    Implants Guided With SpineAssist Surgical Robot

    Retrospective Study
    Dennis P. Devito, MD, Leon Kaplan, MD, Rupert Dietl, MD, Michael Pfeiffer, MD,
    Dale Horne, MD, Boris Silberstein, MD, Mitchell Hardenbrook, MD,
    George Kiriyanthan, MD, Yair Barzilay, MD, Alexander Bruskin, MD,
    Dieter Sackerer, MD, Vitali Alexandrovsky, MD, Carsten Stu¨er, MD, Ralf Burger, MD, Johannes Maeurer, MD, Donald G. Gordon, MD, Robert Schoenmayr, MD,
    Alon Friedlander, MD, Nachshon Knoller, MD, Kirsten Schmieder, MD,
    Ioannis Pechlivanis, MD,In-Se Kim, MD, Bernhard Meyer, MD,
    and Moshe Shoham, DSc

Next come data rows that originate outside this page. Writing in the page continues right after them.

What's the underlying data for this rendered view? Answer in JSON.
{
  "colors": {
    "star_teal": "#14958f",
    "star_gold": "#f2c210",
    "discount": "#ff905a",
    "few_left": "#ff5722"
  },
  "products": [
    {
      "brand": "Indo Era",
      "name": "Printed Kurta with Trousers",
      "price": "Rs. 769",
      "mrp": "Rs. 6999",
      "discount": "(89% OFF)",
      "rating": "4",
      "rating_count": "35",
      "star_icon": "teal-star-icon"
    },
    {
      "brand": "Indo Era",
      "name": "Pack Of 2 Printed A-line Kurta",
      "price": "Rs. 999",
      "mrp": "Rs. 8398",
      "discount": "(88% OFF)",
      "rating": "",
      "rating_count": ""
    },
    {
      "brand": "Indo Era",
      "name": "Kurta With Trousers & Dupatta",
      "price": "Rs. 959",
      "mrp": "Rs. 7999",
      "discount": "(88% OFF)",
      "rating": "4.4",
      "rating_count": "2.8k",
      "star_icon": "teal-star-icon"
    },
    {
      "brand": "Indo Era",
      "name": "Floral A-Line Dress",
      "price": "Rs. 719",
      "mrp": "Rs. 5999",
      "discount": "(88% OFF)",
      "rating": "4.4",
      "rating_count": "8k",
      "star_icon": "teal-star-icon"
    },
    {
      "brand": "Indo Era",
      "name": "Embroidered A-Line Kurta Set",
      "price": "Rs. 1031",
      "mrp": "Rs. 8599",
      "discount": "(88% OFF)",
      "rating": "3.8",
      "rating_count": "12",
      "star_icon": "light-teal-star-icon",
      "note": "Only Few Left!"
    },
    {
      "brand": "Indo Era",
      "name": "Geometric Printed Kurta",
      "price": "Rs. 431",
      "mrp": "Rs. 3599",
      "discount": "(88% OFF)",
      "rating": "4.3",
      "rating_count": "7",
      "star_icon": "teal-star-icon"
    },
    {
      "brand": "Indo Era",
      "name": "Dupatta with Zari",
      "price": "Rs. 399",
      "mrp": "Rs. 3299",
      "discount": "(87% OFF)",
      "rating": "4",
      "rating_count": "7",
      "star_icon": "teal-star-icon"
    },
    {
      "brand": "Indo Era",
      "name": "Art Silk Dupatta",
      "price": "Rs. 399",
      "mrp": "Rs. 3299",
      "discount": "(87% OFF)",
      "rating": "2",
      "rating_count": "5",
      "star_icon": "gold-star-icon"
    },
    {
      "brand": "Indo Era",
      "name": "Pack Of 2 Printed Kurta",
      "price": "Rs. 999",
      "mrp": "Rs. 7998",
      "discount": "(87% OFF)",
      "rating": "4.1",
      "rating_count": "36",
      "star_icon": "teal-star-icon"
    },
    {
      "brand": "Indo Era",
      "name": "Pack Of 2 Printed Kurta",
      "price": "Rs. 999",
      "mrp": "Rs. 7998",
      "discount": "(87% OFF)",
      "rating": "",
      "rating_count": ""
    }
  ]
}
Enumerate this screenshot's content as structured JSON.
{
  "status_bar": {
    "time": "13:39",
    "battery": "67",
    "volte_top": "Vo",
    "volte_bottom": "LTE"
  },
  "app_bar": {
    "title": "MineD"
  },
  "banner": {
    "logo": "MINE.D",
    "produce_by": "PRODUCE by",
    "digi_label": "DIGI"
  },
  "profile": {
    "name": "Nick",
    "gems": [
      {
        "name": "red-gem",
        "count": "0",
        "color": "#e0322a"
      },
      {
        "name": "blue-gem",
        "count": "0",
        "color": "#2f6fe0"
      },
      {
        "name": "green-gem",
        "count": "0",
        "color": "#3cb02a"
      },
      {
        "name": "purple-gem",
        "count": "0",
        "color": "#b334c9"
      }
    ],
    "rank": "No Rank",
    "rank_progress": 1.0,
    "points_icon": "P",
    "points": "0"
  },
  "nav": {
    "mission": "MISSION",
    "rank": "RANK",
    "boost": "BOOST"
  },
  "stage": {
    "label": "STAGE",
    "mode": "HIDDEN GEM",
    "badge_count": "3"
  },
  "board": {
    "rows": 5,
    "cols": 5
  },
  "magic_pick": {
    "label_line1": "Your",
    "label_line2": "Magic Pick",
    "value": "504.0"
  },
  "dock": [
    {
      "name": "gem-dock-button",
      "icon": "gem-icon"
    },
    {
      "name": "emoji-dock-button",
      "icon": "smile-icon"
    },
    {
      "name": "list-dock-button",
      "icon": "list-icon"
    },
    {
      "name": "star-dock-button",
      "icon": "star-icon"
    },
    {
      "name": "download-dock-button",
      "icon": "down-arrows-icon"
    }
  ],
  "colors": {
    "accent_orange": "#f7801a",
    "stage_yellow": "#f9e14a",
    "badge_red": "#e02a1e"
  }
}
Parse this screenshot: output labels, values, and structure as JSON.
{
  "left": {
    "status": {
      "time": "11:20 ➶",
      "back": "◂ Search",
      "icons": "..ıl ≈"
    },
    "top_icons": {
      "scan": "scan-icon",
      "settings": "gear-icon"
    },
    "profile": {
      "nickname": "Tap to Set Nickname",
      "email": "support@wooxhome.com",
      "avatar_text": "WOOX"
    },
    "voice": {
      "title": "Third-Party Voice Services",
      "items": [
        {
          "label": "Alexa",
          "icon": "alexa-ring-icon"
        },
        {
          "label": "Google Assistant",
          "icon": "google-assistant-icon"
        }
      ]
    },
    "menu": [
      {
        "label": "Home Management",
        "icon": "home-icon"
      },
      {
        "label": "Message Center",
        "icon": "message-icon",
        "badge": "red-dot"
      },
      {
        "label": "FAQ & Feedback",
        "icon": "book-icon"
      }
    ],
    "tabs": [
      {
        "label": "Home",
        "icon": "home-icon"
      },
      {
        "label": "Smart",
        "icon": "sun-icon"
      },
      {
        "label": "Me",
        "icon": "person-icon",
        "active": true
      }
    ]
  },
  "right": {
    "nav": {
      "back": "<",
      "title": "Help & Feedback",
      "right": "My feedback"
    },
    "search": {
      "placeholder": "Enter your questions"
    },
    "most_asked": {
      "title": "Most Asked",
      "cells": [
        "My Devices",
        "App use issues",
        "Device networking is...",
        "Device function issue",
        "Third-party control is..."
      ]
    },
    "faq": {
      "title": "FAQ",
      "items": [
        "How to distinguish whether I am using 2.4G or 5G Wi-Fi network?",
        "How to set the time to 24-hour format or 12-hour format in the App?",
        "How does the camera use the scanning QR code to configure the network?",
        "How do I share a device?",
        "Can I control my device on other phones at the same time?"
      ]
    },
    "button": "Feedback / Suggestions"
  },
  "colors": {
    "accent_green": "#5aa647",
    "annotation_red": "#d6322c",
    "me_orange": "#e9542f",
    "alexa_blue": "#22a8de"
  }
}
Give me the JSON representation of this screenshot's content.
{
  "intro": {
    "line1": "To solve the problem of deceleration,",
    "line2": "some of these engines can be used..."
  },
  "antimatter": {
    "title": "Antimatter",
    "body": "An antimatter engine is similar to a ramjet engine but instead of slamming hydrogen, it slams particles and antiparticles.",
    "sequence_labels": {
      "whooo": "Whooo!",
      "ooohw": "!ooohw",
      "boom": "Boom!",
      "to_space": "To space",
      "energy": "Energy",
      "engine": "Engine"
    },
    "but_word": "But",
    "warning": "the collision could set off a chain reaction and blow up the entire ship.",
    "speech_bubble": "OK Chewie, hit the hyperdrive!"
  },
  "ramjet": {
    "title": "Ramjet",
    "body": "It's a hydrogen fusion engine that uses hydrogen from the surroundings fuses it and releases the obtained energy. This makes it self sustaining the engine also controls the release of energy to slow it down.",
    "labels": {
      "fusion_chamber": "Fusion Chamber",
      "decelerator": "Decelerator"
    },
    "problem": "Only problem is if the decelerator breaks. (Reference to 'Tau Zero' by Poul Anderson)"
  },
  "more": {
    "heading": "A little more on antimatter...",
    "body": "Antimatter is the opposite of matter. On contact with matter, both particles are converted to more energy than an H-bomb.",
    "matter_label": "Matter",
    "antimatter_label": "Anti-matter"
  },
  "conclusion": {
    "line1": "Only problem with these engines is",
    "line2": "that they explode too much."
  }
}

    SPINE Volume 35, Number 24, pp 2109–2115
  3. Perioperative course and accuracy of screw positioning in conventional, open robotic-guided and percutaneous robotic-guided, pedicle screw placement Sven Rainer Kantelhardt • Ramon Martinez • Stefan Baerwinkel • Ralf Burger • Alf Giese • Veit Rohde Eur Spine J DOI 10.1007/s00586-011-1729-2
  4. Devito DP, Gaskill T, Erikson M, Fernandez M. Robotic based guidance for pedicle screw instrumentation of the scoliotic spine. Presented at Pediatric Society of North America (POSNA); May 2011; Montreal, Canada.
  5. Silberstein, B. Bruskin, A. Alexandrovskii, V.Robot guided surgery in treatment of osteoporotic fractures. Presented at: European Federation of National Associations of Orthopaedics and Traumatology (EFORT) 2011 Annual Congress; June 1-4, 2011:abs 1097.
  6. Kaplan, et al. Robotic assisted vertebral cement augmentation: a Major radiation reduction tool. Aging Spine Symposium, March 2011. Jerusalem, Israel.